- **ASSIGNMENT**: In the data, find the word "LanmanServer" and copy out every line that has it.

==========

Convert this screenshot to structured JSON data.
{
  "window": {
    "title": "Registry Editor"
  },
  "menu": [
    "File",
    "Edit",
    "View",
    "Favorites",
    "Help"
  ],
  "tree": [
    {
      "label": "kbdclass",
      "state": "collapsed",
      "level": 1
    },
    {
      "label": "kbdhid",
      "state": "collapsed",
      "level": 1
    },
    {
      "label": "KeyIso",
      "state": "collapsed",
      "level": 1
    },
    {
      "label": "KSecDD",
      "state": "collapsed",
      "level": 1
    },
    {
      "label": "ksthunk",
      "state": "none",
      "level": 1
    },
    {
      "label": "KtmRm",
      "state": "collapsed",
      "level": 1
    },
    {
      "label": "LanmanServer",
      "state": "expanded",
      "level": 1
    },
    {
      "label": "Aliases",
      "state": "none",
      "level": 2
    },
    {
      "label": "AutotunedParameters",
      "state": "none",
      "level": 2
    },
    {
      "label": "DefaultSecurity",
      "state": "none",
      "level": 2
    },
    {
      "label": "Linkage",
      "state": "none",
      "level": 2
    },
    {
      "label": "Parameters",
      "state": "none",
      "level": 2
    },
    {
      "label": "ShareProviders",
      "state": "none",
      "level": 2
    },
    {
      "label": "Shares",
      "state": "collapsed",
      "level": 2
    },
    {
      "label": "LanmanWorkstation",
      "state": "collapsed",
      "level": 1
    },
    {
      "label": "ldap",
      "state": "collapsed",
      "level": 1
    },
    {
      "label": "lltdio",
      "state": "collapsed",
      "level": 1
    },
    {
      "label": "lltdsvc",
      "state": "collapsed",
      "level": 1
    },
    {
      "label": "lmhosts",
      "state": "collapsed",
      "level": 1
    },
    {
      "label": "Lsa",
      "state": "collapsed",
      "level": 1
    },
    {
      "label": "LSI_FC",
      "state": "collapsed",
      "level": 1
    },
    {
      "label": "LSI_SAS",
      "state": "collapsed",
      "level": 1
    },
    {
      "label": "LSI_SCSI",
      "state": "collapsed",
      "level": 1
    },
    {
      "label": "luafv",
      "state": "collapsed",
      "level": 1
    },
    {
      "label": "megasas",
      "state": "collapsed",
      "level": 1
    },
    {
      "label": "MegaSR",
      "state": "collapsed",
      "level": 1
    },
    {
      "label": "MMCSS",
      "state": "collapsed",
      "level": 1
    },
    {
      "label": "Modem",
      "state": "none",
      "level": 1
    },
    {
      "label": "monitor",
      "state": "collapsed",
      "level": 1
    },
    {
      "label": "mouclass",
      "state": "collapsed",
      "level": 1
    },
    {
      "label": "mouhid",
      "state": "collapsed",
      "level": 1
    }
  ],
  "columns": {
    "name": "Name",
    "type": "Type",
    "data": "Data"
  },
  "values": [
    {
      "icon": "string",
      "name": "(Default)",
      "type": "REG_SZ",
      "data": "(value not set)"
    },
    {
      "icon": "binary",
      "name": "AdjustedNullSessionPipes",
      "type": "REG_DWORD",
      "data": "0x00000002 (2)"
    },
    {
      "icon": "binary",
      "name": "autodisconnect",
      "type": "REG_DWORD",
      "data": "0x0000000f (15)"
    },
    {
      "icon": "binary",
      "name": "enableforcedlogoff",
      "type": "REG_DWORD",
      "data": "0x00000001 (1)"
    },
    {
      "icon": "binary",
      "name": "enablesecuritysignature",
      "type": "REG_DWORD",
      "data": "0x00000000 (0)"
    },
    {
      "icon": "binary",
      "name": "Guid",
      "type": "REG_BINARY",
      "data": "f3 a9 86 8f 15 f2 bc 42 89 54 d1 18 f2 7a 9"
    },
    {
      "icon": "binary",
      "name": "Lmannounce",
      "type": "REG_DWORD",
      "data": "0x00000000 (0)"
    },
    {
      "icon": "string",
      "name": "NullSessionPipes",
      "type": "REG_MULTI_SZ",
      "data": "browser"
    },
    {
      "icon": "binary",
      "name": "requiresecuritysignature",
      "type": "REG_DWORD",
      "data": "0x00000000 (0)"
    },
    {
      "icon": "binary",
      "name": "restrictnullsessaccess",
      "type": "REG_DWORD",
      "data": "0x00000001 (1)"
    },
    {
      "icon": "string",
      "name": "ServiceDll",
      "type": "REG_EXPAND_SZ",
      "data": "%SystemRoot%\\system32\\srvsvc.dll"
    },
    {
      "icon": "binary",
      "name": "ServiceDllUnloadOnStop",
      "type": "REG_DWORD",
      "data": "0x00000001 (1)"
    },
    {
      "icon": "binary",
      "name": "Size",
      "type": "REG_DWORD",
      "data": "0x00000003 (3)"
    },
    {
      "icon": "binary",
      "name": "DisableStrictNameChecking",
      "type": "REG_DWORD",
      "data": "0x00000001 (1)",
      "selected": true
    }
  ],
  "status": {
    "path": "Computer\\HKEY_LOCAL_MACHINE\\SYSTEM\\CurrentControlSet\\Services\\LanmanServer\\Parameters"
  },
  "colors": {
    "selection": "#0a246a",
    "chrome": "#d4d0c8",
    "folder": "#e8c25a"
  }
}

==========

- **EXERCISE OUTPUT**:
      "label": "LanmanServer",
    "path": "Computer\\HKEY_LOCAL_MACHINE\\SYSTEM\\CurrentControlSet\\Services\\LanmanServer\\Parameters"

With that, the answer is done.